Sequence-to-sequence learning with neural networks has become the de facto standard for sequence prediction tasks. This approach typically models the local distribution over the next word with a powerful neural network that can condition on arbitrary context. While flexible and performant, these models often require large datasets for training and can fail spectacularly on benchmarks designed to test for compositional generalization. This work explores an alternative, hierarchical approach to sequence-to-sequence learning with quasi-synchronous grammars, where each node in the target tree is transduced by a node in the source tree. Both the source and target trees are treated as latent and induced during training. We develop a neural parameterization of the grammar which enables parameter sharing over the combinatorial space of derivation rules without the need for manual feature engineering.

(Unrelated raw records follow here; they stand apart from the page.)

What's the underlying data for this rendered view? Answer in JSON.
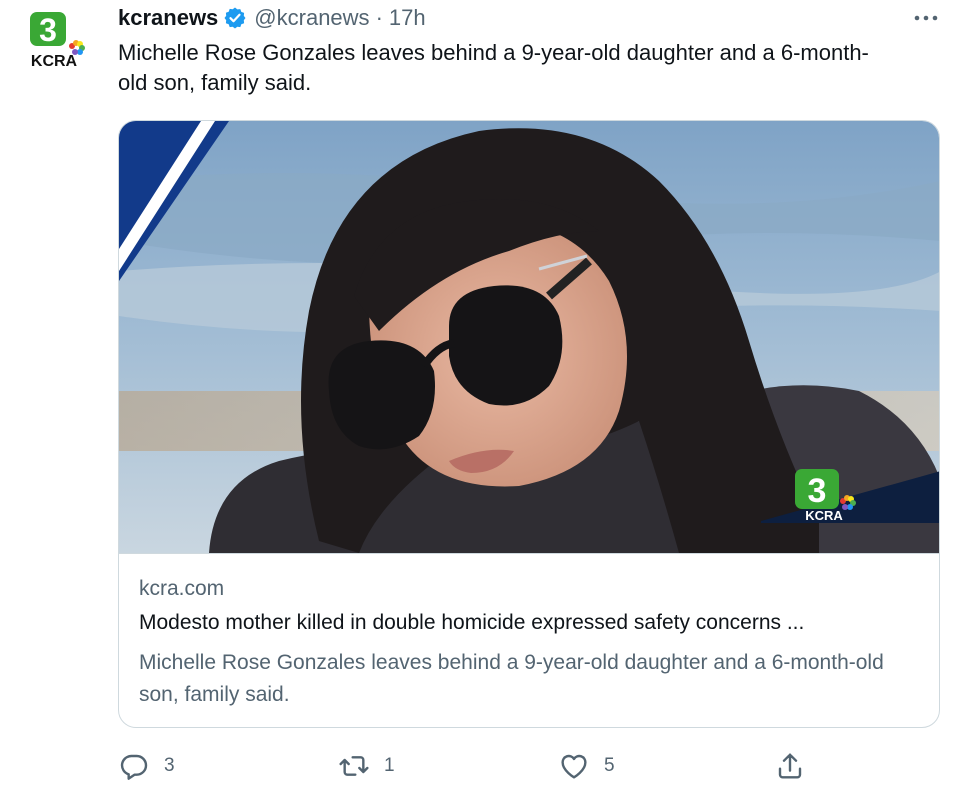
{
  "tweet": {
    "display_name": "kcranews",
    "handle": "@kcranews",
    "separator": "·",
    "time": "17h",
    "text": "Michelle Rose Gonzales leaves behind a 9-year-old daughter and a 6-month-old son, family said."
  },
  "avatar": {
    "logo_number": "3",
    "logo_text": "KCRA"
  },
  "card": {
    "image_logo_number": "3",
    "image_logo_text": "KCRA",
    "domain": "kcra.com",
    "title": "Modesto mother killed in double homicide expressed safety concerns ...",
    "description": "Michelle Rose Gonzales leaves behind a 9-year-old daughter and a 6-month-old son, family said."
  },
  "actions": {
    "reply_count": "3",
    "retweet_count": "1",
    "like_count": "5"
  },
  "icons": [
    "verified-badge-icon",
    "more-icon",
    "reply-icon",
    "retweet-icon",
    "like-icon",
    "share-icon"
  ],
  "colors": {
    "brand_green": "#3aa835",
    "verified_blue": "#1d9bf0",
    "muted_text": "#536471",
    "border": "#cfd9de"
  }
}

We apply this latent neural grammar to various domains -- a diagnostic language navigation task designed to test for compositional generalization (SCAN), style transfer, and small-scale machine translation -- and find that it performs respectably compared to standard baselines.